**Exercise brief**
What lines below include the word "Atualização"? Copy each one.

**Information provided**
──────────────────────────────

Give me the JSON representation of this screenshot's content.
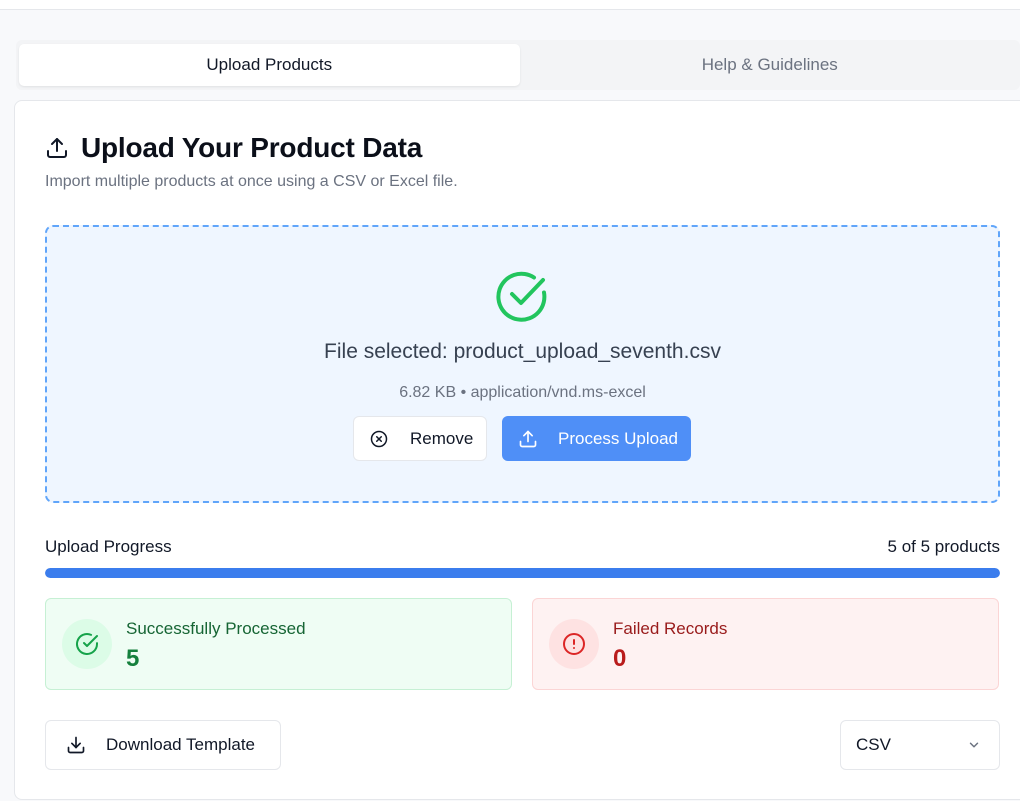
{
  "tabs": [
    {
      "label": "Upload Products",
      "active": true
    },
    {
      "label": "Help & Guidelines",
      "active": false
    }
  ],
  "header": {
    "title": "Upload Your Product Data",
    "subtitle": "Import multiple products at once using a CSV or Excel file.",
    "icon": "upload-icon"
  },
  "dropzone": {
    "status_icon": "check-circle-icon",
    "file_selected": "File selected: product_upload_seventh.csv",
    "file_meta": "6.82 KB • application/vnd.ms-excel",
    "remove_label": "Remove",
    "process_label": "Process Upload"
  },
  "progress": {
    "label": "Upload Progress",
    "count_text": "5 of 5 products",
    "fraction": 1.0
  },
  "stats": {
    "success": {
      "label": "Successfully Processed",
      "value": "5",
      "icon": "check-circle-icon"
    },
    "failed": {
      "label": "Failed Records",
      "value": "0",
      "icon": "alert-circle-icon"
    }
  },
  "footer": {
    "download_label": "Download Template",
    "format_selected": "CSV"
  },
  "colors": {
    "accent": "#4f8ff7",
    "progress": "#3b7ded",
    "success": "#22c55e",
    "danger": "#dc2626"
  }
}
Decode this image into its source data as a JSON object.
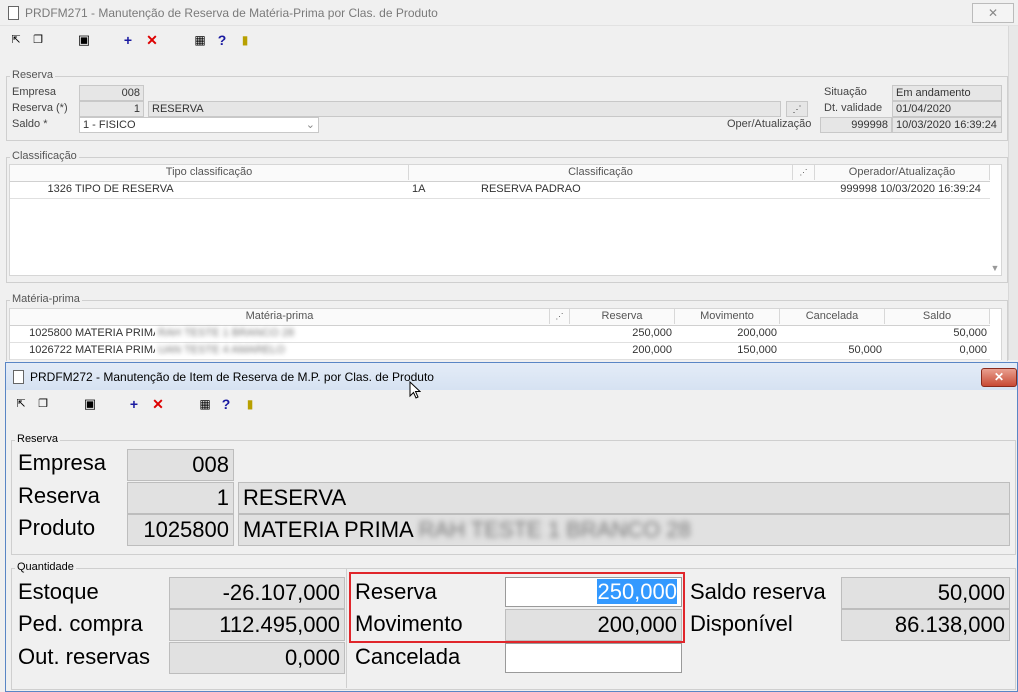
{
  "window1": {
    "title": "PRDFM271 - Manutenção de Reserva de Matéria-Prima por Clas. de Produto",
    "close_label": "✕",
    "reserva": {
      "group_label": "Reserva",
      "empresa_label": "Empresa",
      "empresa_value": "008",
      "reserva_label": "Reserva (*)",
      "reserva_code": "1",
      "reserva_desc": "RESERVA",
      "saldo_label": "Saldo *",
      "saldo_value": "1 - FISICO",
      "situacao_label": "Situação",
      "situacao_value": "Em andamento",
      "dt_validade_label": "Dt. validade",
      "dt_validade_value": "01/04/2020",
      "oper_label": "Oper/Atualização",
      "oper_user": "999998",
      "oper_datetime": "10/03/2020 16:39:24"
    },
    "classificacao": {
      "group_label": "Classificação",
      "headers": [
        "Tipo classificação",
        "Classificação",
        "Operador/Atualização"
      ],
      "row": {
        "tipo_code": "1326",
        "tipo_desc": "TIPO DE RESERVA",
        "class_code": "1A",
        "class_desc": "RESERVA PADRAO",
        "oper": "999998",
        "datetime": "10/03/2020 16:39:24"
      }
    },
    "materia_prima": {
      "group_label": "Matéria-prima",
      "headers": [
        "Matéria-prima",
        "Reserva",
        "Movimento",
        "Cancelada",
        "Saldo"
      ],
      "rows": [
        {
          "code": "1025800",
          "desc": "MATERIA PRIMA",
          "blur": "RAH TESTE 1 BRANCO 28",
          "reserva": "250,000",
          "movimento": "200,000",
          "cancelada": "",
          "saldo": "50,000"
        },
        {
          "code": "1026722",
          "desc": "MATERIA PRIMA",
          "blur": "UAN TESTE 4 AMARELO",
          "reserva": "200,000",
          "movimento": "150,000",
          "cancelada": "50,000",
          "saldo": "0,000"
        }
      ]
    }
  },
  "window2": {
    "title": "PRDFM272 - Manutenção de Item de Reserva de M.P. por Clas. de Produto",
    "close_label": "✕",
    "reserva": {
      "group_label": "Reserva",
      "empresa_label": "Empresa",
      "empresa_value": "008",
      "reserva_label": "Reserva",
      "reserva_code": "1",
      "reserva_desc": "RESERVA",
      "produto_label": "Produto",
      "produto_code": "1025800",
      "produto_desc": "MATERIA PRIMA",
      "produto_blur": "RAH TESTE 1 BRANCO 28"
    },
    "quantidade": {
      "group_label": "Quantidade",
      "estoque_label": "Estoque",
      "estoque_value": "-26.107,000",
      "ped_compra_label": "Ped. compra",
      "ped_compra_value": "112.495,000",
      "out_reservas_label": "Out. reservas",
      "out_reservas_value": "0,000",
      "reserva_label": "Reserva",
      "reserva_value": "250,000",
      "movimento_label": "Movimento",
      "movimento_value": "200,000",
      "cancelada_label": "Cancelada",
      "cancelada_value": "",
      "saldo_reserva_label": "Saldo reserva",
      "saldo_reserva_value": "50,000",
      "disponivel_label": "Disponível",
      "disponivel_value": "86.138,000"
    }
  },
  "toolbar_icons": [
    "exit-icon",
    "copy-icon",
    "save-icon",
    "add-icon",
    "delete-icon",
    "calendar-icon",
    "help-icon",
    "door-icon"
  ]
}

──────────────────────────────

**Written answer**
      "oper_label": "Oper/Atualização",
        "Operador/Atualização"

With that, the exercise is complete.